===== Material shown

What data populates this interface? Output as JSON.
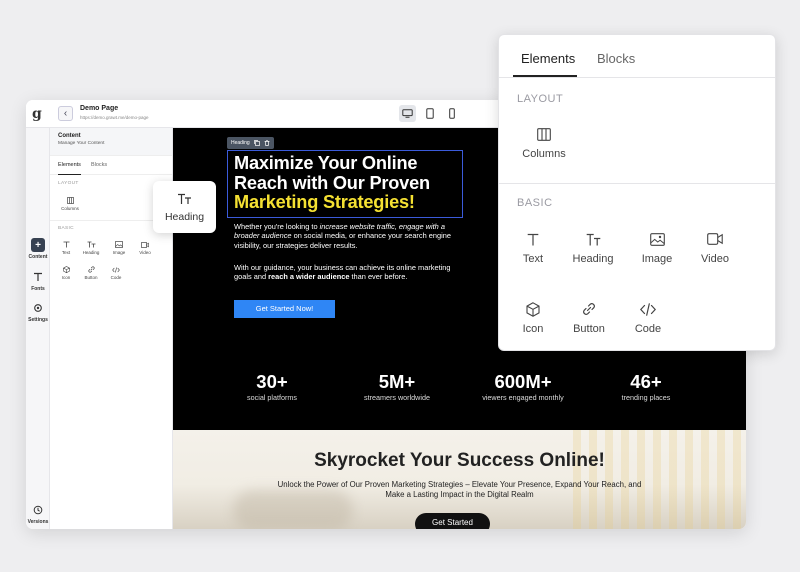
{
  "app": {
    "logo": "g",
    "page_name": "Demo Page",
    "page_url": "https://demo.grawt.me/demo-page",
    "devices": [
      {
        "name": "desktop",
        "active": true
      },
      {
        "name": "tablet",
        "active": false
      },
      {
        "name": "mobile",
        "active": false
      }
    ]
  },
  "rail": {
    "items": [
      {
        "label": "Content",
        "icon": "plus-icon",
        "active": true
      },
      {
        "label": "Fonts",
        "icon": "text-icon",
        "active": false
      },
      {
        "label": "Settings",
        "icon": "gear-icon",
        "active": false
      },
      {
        "label": "Versions",
        "icon": "history-icon",
        "active": false
      }
    ]
  },
  "panel": {
    "title": "Content",
    "subtitle": "Manage Your Content",
    "tabs": [
      "Elements",
      "Blocks"
    ],
    "layout_label": "LAYOUT",
    "basic_label": "BASIC",
    "layout_items": [
      "Columns"
    ],
    "basic_items": [
      "Text",
      "Heading",
      "Image",
      "Video",
      "Icon",
      "Button",
      "Code"
    ]
  },
  "canvas": {
    "heading_chip": "Heading",
    "headline_line1": "Maximize Your Online",
    "headline_line2": "Reach with Our Proven",
    "headline_highlight": "Marketing Strategies!",
    "para1_a": "Whether you're looking to ",
    "para1_em": "increase website traffic, engage with a broader audience",
    "para1_b": " on social media, or enhance your search engine visibility, our strategies deliver results.",
    "para2_a": "With our guidance, your business can achieve its online marketing goals and ",
    "para2_strong": "reach a wider audience",
    "para2_b": " than ever before.",
    "cta": "Get Started Now!",
    "stats": [
      {
        "value": "30+",
        "label": "social platforms"
      },
      {
        "value": "5M+",
        "label": "streamers worldwide"
      },
      {
        "value": "600M+",
        "label": "viewers engaged monthly"
      },
      {
        "value": "46+",
        "label": "trending places"
      }
    ],
    "lower_title": "Skyrocket Your Success Online!",
    "lower_text": "Unlock the Power of Our Proven Marketing Strategies – Elevate Your Presence, Expand Your Reach, and Make a Lasting Impact in the Digital Realm",
    "lower_cta": "Get Started"
  },
  "drag_preview": {
    "label": "Heading",
    "icon": "heading-icon"
  },
  "zoom_panel": {
    "tabs": [
      "Elements",
      "Blocks"
    ],
    "layout_label": "LAYOUT",
    "basic_label": "BASIC",
    "layout_items": [
      {
        "label": "Columns",
        "icon": "columns-icon"
      }
    ],
    "basic_items": [
      {
        "label": "Text",
        "icon": "text-icon"
      },
      {
        "label": "Heading",
        "icon": "heading-icon"
      },
      {
        "label": "Image",
        "icon": "image-icon"
      },
      {
        "label": "Video",
        "icon": "video-icon"
      },
      {
        "label": "Icon",
        "icon": "cube-icon"
      },
      {
        "label": "Button",
        "icon": "link-icon"
      },
      {
        "label": "Code",
        "icon": "code-icon"
      }
    ]
  },
  "colors": {
    "accent_blue": "#2f86f5",
    "highlight_yellow": "#f5e132",
    "hero_bg": "#000000",
    "selection_blue": "#3b5bdb"
  }
}
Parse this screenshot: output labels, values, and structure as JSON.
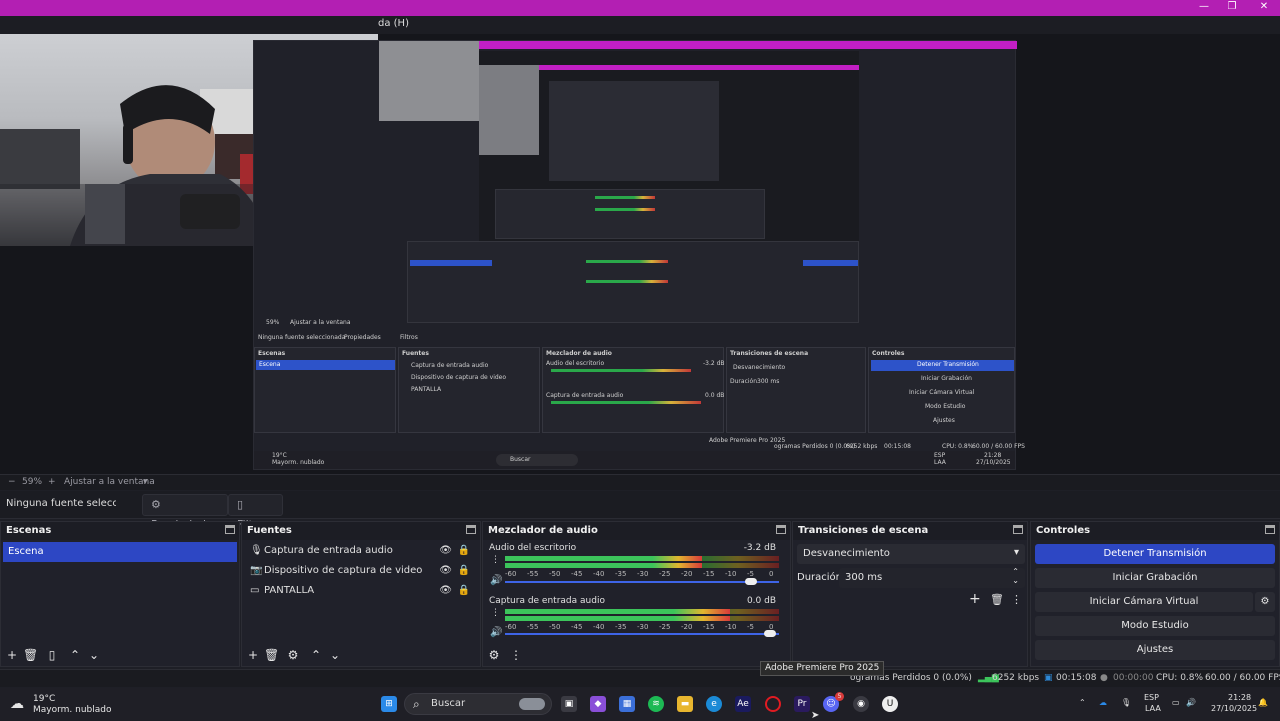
{
  "window": {
    "menu_fragment": "da (H)",
    "controls": {
      "minimize": "—",
      "maximize": "❐",
      "close": "✕"
    }
  },
  "preview": {
    "nested": {
      "title": "ada (H)",
      "source_label": "Ninguna fuente seleccionada",
      "propiedades": "Propiedades",
      "filtros": "Filtros",
      "zoom": "59%",
      "fit": "Ajustar a la ventana",
      "escenas": "Escenas",
      "escena": "Escena",
      "fuentes": "Fuentes",
      "fuentes_items": [
        "Captura de entrada audio",
        "Dispositivo de captura de video",
        "PANTALLA"
      ],
      "mezclador": "Mezclador de audio",
      "audio1": "Audio del escritorio",
      "audio1_db": "-3.2 dB",
      "audio2": "Captura de entrada audio",
      "audio2_db": "0.0 dB",
      "transiciones": "Transiciones de escena",
      "trans_value": "Desvanecimiento",
      "duracion": "Duración",
      "duracion_val": "300 ms",
      "controles": "Controles",
      "ctrl_buttons": [
        "Detener Transmisión",
        "Iniciar Grabación",
        "Iniciar Cámara Virtual",
        "Modo Estudio",
        "Ajustes"
      ],
      "tooltip": "Adobe Premiere Pro 2025",
      "status": "ogramas Perdidos 0 (0.0%)",
      "kbps": "6252 kbps",
      "time": "00:15:08",
      "cpu": "CPU: 0.8%",
      "fps": "60.00 / 60.00 FPS",
      "weather_temp": "19°C",
      "weather_desc": "Mayorm. nublado",
      "search": "Buscar",
      "lang": "ESP",
      "lang2": "LAA",
      "clock_time": "21:28",
      "clock_date": "27/10/2025"
    }
  },
  "zoombar": {
    "minus": "−",
    "zoom": "59%",
    "plus": "+",
    "fit": "Ajustar a la ventana",
    "caret": "▾"
  },
  "sourcebar": {
    "no_selection": "Ninguna fuente seleccionada",
    "properties": "Propiedades",
    "filters": "Filtros"
  },
  "scenes": {
    "title": "Escenas",
    "items": [
      "Escena"
    ]
  },
  "sources": {
    "title": "Fuentes",
    "items": [
      "Captura de entrada audio",
      "Dispositivo de captura de video",
      "PANTALLA"
    ]
  },
  "mixer": {
    "title": "Mezclador de audio",
    "channels": [
      {
        "name": "Audio del escritorio",
        "db": "-3.2 dB",
        "level": 0.72,
        "volume": 0.92
      },
      {
        "name": "Captura de entrada audio",
        "db": "0.0 dB",
        "level": 0.82,
        "volume": 0.99
      }
    ],
    "scale": [
      "-60",
      "-55",
      "-50",
      "-45",
      "-40",
      "-35",
      "-30",
      "-25",
      "-20",
      "-15",
      "-10",
      "-5",
      "0"
    ]
  },
  "transitions": {
    "title": "Transiciones de escena",
    "selected": "Desvanecimiento",
    "duration_label": "Duración",
    "duration_value": "300 ms"
  },
  "controls": {
    "title": "Controles",
    "stop_stream": "Detener Transmisión",
    "start_recording": "Iniciar Grabación",
    "start_virtual_cam": "Iniciar Cámara Virtual",
    "studio_mode": "Modo Estudio",
    "settings": "Ajustes"
  },
  "tooltip": "Adobe Premiere Pro 2025",
  "status": {
    "dropped": "ogramas Perdidos 0 (0.0%)",
    "bitrate": "6252 kbps",
    "live_time": "00:15:08",
    "rec_time": "00:00:00",
    "cpu": "CPU: 0.8%",
    "fps": "60.00 / 60.00 FPS"
  },
  "taskbar": {
    "weather_temp": "19°C",
    "weather_desc": "Mayorm. nublado",
    "search_label": "Buscar",
    "lang": "ESP",
    "lang_sub": "LAA",
    "time": "21:28",
    "date": "27/10/2025",
    "discord_badge": "5",
    "apps": [
      "windows-start",
      "task-view",
      "copilot",
      "store",
      "spotify",
      "file-explorer",
      "edge",
      "after-effects",
      "opera",
      "premiere-pro",
      "discord",
      "obs",
      "unreal"
    ],
    "colors": {
      "spotify": "#1db954",
      "premiere": "#2a1a5e",
      "after_effects": "#1a1a5e",
      "opera": "#e01b22",
      "edge": "#1b8ad6",
      "discord": "#5865f2"
    }
  },
  "colors": {
    "accent": "#2d47c4",
    "titlebar": "#b31fb3",
    "panel": "#20212a"
  }
}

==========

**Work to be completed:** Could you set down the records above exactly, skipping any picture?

**Your solution:**
What data populates this interface? Output as JSON.
{
  "app": {
    "logo": "g",
    "page_name": "Demo Page",
    "page_url": "https://demo.grawt.me/demo-page",
    "devices": [
      {
        "name": "desktop",
        "active": true
      },
      {
        "name": "tablet",
        "active": false
      },
      {
        "name": "mobile",
        "active": false
      }
    ]
  },
  "rail": {
    "items": [
      {
        "label": "Content",
        "icon": "plus-icon",
        "active": true
      },
      {
        "label": "Fonts",
        "icon": "text-icon",
        "active": false
      },
      {
        "label": "Settings",
        "icon": "gear-icon",
        "active": false
      },
      {
        "label": "Versions",
        "icon": "history-icon",
        "active": false
      }
    ]
  },
  "panel": {
    "title": "Content",
    "subtitle": "Manage Your Content",
    "tabs": [
      "Elements",
      "Blocks"
    ],
    "layout_label": "LAYOUT",
    "basic_label": "BASIC",
    "layout_items": [
      "Columns"
    ],
    "basic_items": [
      "Text",
      "Heading",
      "Image",
      "Video",
      "Icon",
      "Button",
      "Code"
    ]
  },
  "canvas": {
    "heading_chip": "Heading",
    "headline_line1": "Maximize Your Online",
    "headline_line2": "Reach with Our Proven",
    "headline_highlight": "Marketing Strategies!",
    "para1_a": "Whether you're looking to ",
    "para1_em": "increase website traffic, engage with a broader audience",
    "para1_b": " on social media, or enhance your search engine visibility, our strategies deliver results.",
    "para2_a": "With our guidance, your business can achieve its online marketing goals and ",
    "para2_strong": "reach a wider audience",
    "para2_b": " than ever before.",
    "cta": "Get Started Now!",
    "stats": [
      {
        "value": "30+",
        "label": "social platforms"
      },
      {
        "value": "5M+",
        "label": "streamers worldwide"
      },
      {
        "value": "600M+",
        "label": "viewers engaged monthly"
      },
      {
        "value": "46+",
        "label": "trending places"
      }
    ],
    "lower_title": "Skyrocket Your Success Online!",
    "lower_text": "Unlock the Power of Our Proven Marketing Strategies – Elevate Your Presence, Expand Your Reach, and Make a Lasting Impact in the Digital Realm",
    "lower_cta": "Get Started"
  },
  "drag_preview": {
    "label": "Heading",
    "icon": "heading-icon"
  },
  "zoom_panel": {
    "tabs": [
      "Elements",
      "Blocks"
    ],
    "layout_label": "LAYOUT",
    "basic_label": "BASIC",
    "layout_items": [
      {
        "label": "Columns",
        "icon": "columns-icon"
      }
    ],
    "basic_items": [
      {
        "label": "Text",
        "icon": "text-icon"
      },
      {
        "label": "Heading",
        "icon": "heading-icon"
      },
      {
        "label": "Image",
        "icon": "image-icon"
      },
      {
        "label": "Video",
        "icon": "video-icon"
      },
      {
        "label": "Icon",
        "icon": "cube-icon"
      },
      {
        "label": "Button",
        "icon": "link-icon"
      },
      {
        "label": "Code",
        "icon": "code-icon"
      }
    ]
  },
  "colors": {
    "accent_blue": "#2f86f5",
    "highlight_yellow": "#f5e132",
    "hero_bg": "#000000",
    "selection_blue": "#3b5bdb"
  }
}
Parse this screenshot: output labels, values, and structure as JSON.
{
  "window": {
    "menu_fragment": "da (H)",
    "controls": {
      "minimize": "—",
      "maximize": "❐",
      "close": "✕"
    }
  },
  "preview": {
    "nested": {
      "title": "ada (H)",
      "source_label": "Ninguna fuente seleccionada",
      "propiedades": "Propiedades",
      "filtros": "Filtros",
      "zoom": "59%",
      "fit": "Ajustar a la ventana",
      "escenas": "Escenas",
      "escena": "Escena",
      "fuentes": "Fuentes",
      "fuentes_items": [
        "Captura de entrada audio",
        "Dispositivo de captura de video",
        "PANTALLA"
      ],
      "mezclador": "Mezclador de audio",
      "audio1": "Audio del escritorio",
      "audio1_db": "-3.2 dB",
      "audio2": "Captura de entrada audio",
      "audio2_db": "0.0 dB",
      "transiciones": "Transiciones de escena",
      "trans_value": "Desvanecimiento",
      "duracion": "Duración",
      "duracion_val": "300 ms",
      "controles": "Controles",
      "ctrl_buttons": [
        "Detener Transmisión",
        "Iniciar Grabación",
        "Iniciar Cámara Virtual",
        "Modo Estudio",
        "Ajustes"
      ],
      "tooltip": "Adobe Premiere Pro 2025",
      "status": "ogramas Perdidos 0 (0.0%)",
      "kbps": "6252 kbps",
      "time": "00:15:08",
      "cpu": "CPU: 0.8%",
      "fps": "60.00 / 60.00 FPS",
      "weather_temp": "19°C",
      "weather_desc": "Mayorm. nublado",
      "search": "Buscar",
      "lang": "ESP",
      "lang2": "LAA",
      "clock_time": "21:28",
      "clock_date": "27/10/2025"
    }
  },
  "zoombar": {
    "minus": "−",
    "zoom": "59%",
    "plus": "+",
    "fit": "Ajustar a la ventana",
    "caret": "▾"
  },
  "sourcebar": {
    "no_selection": "Ninguna fuente seleccionada",
    "properties": "Propiedades",
    "filters": "Filtros"
  },
  "scenes": {
    "title": "Escenas",
    "items": [
      "Escena"
    ]
  },
  "sources": {
    "title": "Fuentes",
    "items": [
      "Captura de entrada audio",
      "Dispositivo de captura de video",
      "PANTALLA"
    ]
  },
  "mixer": {
    "title": "Mezclador de audio",
    "channels": [
      {
        "name": "Audio del escritorio",
        "db": "-3.2 dB",
        "level": 0.72,
        "volume": 0.92
      },
      {
        "name": "Captura de entrada audio",
        "db": "0.0 dB",
        "level": 0.82,
        "volume": 0.99
      }
    ],
    "scale": [
      "-60",
      "-55",
      "-50",
      "-45",
      "-40",
      "-35",
      "-30",
      "-25",
      "-20",
      "-15",
      "-10",
      "-5",
      "0"
    ]
  },
  "transitions": {
    "title": "Transiciones de escena",
    "selected": "Desvanecimiento",
    "duration_label": "Duración",
    "duration_value": "300 ms"
  },
  "controls": {
    "title": "Controles",
    "stop_stream": "Detener Transmisión",
    "start_recording": "Iniciar Grabación",
    "start_virtual_cam": "Iniciar Cámara Virtual",
    "studio_mode": "Modo Estudio",
    "settings": "Ajustes"
  },
  "tooltip": "Adobe Premiere Pro 2025",
  "status": {
    "dropped": "ogramas Perdidos 0 (0.0%)",
    "bitrate": "6252 kbps",
    "live_time": "00:15:08",
    "rec_time": "00:00:00",
    "cpu": "CPU: 0.8%",
    "fps": "60.00 / 60.00 FPS"
  },
  "taskbar": {
    "weather_temp": "19°C",
    "weather_desc": "Mayorm. nublado",
    "search_label": "Buscar",
    "lang": "ESP",
    "lang_sub": "LAA",
    "time": "21:28",
    "date": "27/10/2025",
    "discord_badge": "5",
    "apps": [
      "windows-start",
      "task-view",
      "copilot",
      "store",
      "spotify",
      "file-explorer",
      "edge",
      "after-effects",
      "opera",
      "premiere-pro",
      "discord",
      "obs",
      "unreal"
    ],
    "colors": {
      "spotify": "#1db954",
      "premiere": "#2a1a5e",
      "after_effects": "#1a1a5e",
      "opera": "#e01b22",
      "edge": "#1b8ad6",
      "discord": "#5865f2"
    }
  },
  "colors": {
    "accent": "#2d47c4",
    "titlebar": "#b31fb3",
    "panel": "#20212a"
  }
}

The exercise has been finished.